Source data
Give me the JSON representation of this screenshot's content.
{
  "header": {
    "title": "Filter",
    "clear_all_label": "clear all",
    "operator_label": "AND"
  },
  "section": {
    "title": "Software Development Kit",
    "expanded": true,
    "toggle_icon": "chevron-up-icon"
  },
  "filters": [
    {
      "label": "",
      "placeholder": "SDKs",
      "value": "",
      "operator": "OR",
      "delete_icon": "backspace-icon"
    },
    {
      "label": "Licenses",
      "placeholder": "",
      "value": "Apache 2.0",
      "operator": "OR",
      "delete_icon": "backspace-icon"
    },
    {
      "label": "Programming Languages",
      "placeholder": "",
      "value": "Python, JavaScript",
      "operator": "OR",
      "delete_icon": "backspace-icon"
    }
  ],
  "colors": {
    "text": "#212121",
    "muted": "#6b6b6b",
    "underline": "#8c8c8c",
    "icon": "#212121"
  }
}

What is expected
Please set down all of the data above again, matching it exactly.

Exercise answer
Give me the JSON representation of this screenshot's content.
{
  "header": {
    "title": "Filter",
    "clear_all_label": "clear all",
    "operator_label": "AND"
  },
  "section": {
    "title": "Software Development Kit",
    "expanded": true,
    "toggle_icon": "chevron-up-icon"
  },
  "filters": [
    {
      "label": "",
      "placeholder": "SDKs",
      "value": "",
      "operator": "OR",
      "delete_icon": "backspace-icon"
    },
    {
      "label": "Licenses",
      "placeholder": "",
      "value": "Apache 2.0",
      "operator": "OR",
      "delete_icon": "backspace-icon"
    },
    {
      "label": "Programming Languages",
      "placeholder": "",
      "value": "Python, JavaScript",
      "operator": "OR",
      "delete_icon": "backspace-icon"
    }
  ],
  "colors": {
    "text": "#212121",
    "muted": "#6b6b6b",
    "underline": "#8c8c8c",
    "icon": "#212121"
  }
}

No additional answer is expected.